Michigan state representative Cindy Gamrat made it clear in her tearful press conference on Friday that she did not have any knowledge of the composition of or the sending of an email by her colleague — and sex scandal partner — Rep. Todd Courser, a mass email written by Courser accusing himself of having sex with a man behind a Lansing nightclub. Courser admitted in an audio statement this past week that he had composed the email to distract from his affair because he was under duress from a blackmailer, who had threatened to out the representatives’ extramarital sexual relationship. And according to The Detroit News, it is clear that Rep. Gamrat is mistaken in her recollection of what she knew about the contrived homosexual sex scandal email that Courser maintains was written to distract the media and fellow Republicans from the actual affair between himself and Gamrat.
The Detroit News reported August 15 that, according to audio files provided the news organization, Rep. Cindy Gamrat not only knew about the fictitious email composed by Rep. Todd Courser, she and her husband allegedly signed off on its final contents. The audio, which was surreptitiously recorded without Courser’s knowledge by then aide Ben Graham, contains a conversation wherein Courser identifies Gamrat by her first name.
But during Friday’s press conference, Gamrat said, “I did not author nor assist in sending the email in question,” Gamrat said Friday. “I was unaware that this email was sent and also the content until a reporter pointed it out to me.”
It would appear that if Gamrat had stopped speaking after the first denial she would have been truthful — or at least in the realm of plausible deniability. Because, again according to the audio recording, Courser told Ben Graham that although both the Gamrats had agreed to the final draft, including labeling her “a tramp” and wanting the email slanted more toward Cindy Gamrat, his telling Graham is hearsay evidence. But when Rep. Gamrat went on to say she was unaware of the email being sent, that statement might prove problematical and question her credibility about what she did and did not know.
According to the audio recording, Rep. Courser received a phone call from an individual he identified in the recording as Cindy Gamrat. He is then heard on the recording explaining to Gamrat his plan for distributing the email to Republicans. He then asked, “Do you see another option there, Cindy?”
CBS News reported Friday that the Michigan House of Representatives has launched an official investigation into the circumstances surrounding the email, ostensibly to determine whether or not whether or not the two representatives misused public resources to try and hide their affair and, additionally, whether or not an aide was fired who had refused to help. Ben Graham was that aide and, after being fired in July, promptly delivered his secret recording of the Courser meeting to The Detroit News.

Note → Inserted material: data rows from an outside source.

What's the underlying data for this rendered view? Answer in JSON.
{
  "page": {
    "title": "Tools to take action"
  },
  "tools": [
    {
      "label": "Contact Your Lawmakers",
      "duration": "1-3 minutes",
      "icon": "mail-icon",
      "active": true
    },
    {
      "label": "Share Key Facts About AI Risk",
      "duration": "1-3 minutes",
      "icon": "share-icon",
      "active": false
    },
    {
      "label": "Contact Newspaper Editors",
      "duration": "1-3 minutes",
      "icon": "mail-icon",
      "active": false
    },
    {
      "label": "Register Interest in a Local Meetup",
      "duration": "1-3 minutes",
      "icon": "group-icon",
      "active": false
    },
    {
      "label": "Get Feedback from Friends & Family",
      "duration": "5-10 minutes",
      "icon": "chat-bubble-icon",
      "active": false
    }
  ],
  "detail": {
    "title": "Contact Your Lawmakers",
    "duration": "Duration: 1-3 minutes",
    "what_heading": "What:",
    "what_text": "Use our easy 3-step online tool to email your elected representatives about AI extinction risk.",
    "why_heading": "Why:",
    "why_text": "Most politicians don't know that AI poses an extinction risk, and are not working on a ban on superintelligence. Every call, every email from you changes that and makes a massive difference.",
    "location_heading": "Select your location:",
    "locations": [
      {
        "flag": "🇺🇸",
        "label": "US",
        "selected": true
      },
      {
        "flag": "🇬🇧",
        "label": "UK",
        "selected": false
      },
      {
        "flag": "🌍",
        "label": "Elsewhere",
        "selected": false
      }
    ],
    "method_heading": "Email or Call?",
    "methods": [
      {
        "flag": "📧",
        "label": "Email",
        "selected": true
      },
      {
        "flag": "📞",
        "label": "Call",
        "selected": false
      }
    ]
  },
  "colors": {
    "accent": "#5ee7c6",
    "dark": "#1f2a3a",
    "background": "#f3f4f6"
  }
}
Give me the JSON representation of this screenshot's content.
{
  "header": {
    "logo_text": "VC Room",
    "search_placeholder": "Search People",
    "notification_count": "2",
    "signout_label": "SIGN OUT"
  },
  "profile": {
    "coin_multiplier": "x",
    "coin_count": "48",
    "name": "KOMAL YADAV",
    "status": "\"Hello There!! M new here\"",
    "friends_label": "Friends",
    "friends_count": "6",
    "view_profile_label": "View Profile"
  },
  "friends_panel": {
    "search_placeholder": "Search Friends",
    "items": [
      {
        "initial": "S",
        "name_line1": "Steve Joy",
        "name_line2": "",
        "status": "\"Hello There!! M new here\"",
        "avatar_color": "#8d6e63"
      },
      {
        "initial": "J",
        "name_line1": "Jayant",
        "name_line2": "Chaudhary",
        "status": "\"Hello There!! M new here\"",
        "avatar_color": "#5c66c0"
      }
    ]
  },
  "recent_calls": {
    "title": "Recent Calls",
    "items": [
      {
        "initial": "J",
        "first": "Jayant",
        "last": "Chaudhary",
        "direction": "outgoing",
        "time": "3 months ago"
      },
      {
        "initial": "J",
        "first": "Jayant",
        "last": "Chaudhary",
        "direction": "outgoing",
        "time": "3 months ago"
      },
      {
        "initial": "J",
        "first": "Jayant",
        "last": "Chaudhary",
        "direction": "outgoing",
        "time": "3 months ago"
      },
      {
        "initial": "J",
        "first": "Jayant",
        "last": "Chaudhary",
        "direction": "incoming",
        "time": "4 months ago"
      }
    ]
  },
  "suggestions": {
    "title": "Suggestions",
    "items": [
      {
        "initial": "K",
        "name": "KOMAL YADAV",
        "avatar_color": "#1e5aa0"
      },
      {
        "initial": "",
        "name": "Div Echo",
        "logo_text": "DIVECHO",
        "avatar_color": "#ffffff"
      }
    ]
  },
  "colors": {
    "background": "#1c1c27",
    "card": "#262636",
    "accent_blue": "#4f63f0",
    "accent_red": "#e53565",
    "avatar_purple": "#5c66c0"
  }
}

Graham has alleged that Rep. Courser planned for him to send the email, telling him to take a sick day to do it. Graham refused. He was subsequently fired, as was a second aide, Keith Allard, both of whom received raises in June. Oddly enough, Graham and Allard where the remaining two — of three — aides shared by the representatives, an arrangement found strange because the two lawmakers represented constituents on opposite sides of the state. Gamrat claims that the sharing of the aides was to “eliminate redundancy and save taxpayer dollars.” She also claims the firings were work related.
Rep. Cindy Gamrat may have denied knowledge of certain aspects concerning the sex scandal email during her press conference, but she did admit to an extramarital affair with Rep. Todd Courser, an affair that she apologized for with her husband standing at her side. She made a tear-filled apology to her constituents for her “personal indiscretion” but said she also believed that a House investigation would exonerate her of any wrongdoing. Therefore, she said that even though she was considering resignation, she would not do so at present.
Both Gamrat and Courser are facing a rising tide of outrage, crested with those calling for their resignations. Rep. Courser said earlier in the week, in an audio statement, that he would not resign his position. The two representatives were elected as Republicans on strong family values platforms.